There was a time when testing positive for COVID came with the confidence that you wouldn’t get reinfected for a few months. Unfortunately, we no longer have that sense of short-term protection. In addition to keeping yourself safe with a well-fitted mask, it’s smart to redeem your free COVID tests by mail and test regularly.
The good news: At-home COVID tests have never been more readily available. The bad: As you’ve probably heard (if not experienced firsthand), at-home antigen tests aren’t perfectly reliable.
The COVID strains currently circulating, BA.4 and BA.5, are particularly good at evading detection by at-home antigen tests, according to experts. Here’s what to do if your at-home test results are negative but you’re still experiencing COVID symptoms.
Why your COVID test could be negative
A negative test result cannot totally rule out infection. If you’re experiencing COVID symptoms (or you were exposed to COVID), but you’re taking comfort in a negative test, a few things could be going on.
The BA.4 and BA.5 might take longer to show up on at-home tests. Even if it’s not one of these highly transmissible strains, you may have tested too early regardless (you should wait at least five days after exposure to test). Similarly, your viral load might not be high enough to give a positive result, even though you are infected with the virus.
Then there’s good ol’ user error. Even before the current variants, at-home antigen tests were never a perfect system. This isn’t to suggest that you should eschew them altogether; experts told CNBC that people should still use at-home antigen tests if they’re experiencing symptoms or have been exposed to the virus.
CDC guidelines say that no matter your situation, you should test again one to two days after your negative test. Make sure you’re storing your at-home tests correctly and consider getting a PCR test done if you can.
If you’re experiencing symptoms, you should isolate
If you have COVID-like symptoms, you should assume you are contagious, even if it ends up being something other than COVID. It’s a good idea to stay home and keep others safe. Remember: Your “mild” symptoms could manifest far more severely in someone else.

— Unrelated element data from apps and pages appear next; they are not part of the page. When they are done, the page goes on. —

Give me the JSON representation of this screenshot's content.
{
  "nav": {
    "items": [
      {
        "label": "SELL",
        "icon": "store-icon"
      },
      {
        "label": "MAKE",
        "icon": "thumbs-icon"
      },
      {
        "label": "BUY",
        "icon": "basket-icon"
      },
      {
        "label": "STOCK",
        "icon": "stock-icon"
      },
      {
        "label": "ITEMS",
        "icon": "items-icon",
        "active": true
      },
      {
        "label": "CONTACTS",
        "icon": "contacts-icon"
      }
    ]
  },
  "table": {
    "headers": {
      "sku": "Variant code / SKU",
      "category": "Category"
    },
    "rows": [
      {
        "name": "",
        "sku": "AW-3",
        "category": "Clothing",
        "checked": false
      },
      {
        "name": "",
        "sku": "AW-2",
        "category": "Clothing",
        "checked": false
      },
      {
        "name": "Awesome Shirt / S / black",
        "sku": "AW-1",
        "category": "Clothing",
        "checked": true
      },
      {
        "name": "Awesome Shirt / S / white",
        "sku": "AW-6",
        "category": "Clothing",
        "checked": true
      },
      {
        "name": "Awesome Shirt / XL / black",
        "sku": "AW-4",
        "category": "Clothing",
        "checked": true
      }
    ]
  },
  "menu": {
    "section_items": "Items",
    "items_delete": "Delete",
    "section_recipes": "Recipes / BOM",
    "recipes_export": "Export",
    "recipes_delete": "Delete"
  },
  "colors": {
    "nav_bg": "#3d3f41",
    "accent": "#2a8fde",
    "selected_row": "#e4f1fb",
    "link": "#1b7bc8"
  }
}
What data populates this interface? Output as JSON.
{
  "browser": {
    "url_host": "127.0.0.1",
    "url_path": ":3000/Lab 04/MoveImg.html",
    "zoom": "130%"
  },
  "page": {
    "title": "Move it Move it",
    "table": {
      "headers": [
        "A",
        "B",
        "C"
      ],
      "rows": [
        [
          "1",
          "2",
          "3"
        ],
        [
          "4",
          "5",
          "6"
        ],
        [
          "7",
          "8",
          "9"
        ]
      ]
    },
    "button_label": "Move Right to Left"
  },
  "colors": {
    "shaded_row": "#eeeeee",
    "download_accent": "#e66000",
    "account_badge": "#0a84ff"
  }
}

The bottom line is if you feel sick, you’re probably sick with something. A negative test result doesn’t magically make your physical symptoms imaginary. Isolate and mask indoors. Even if it’s not COVID, no one wants whatever you have.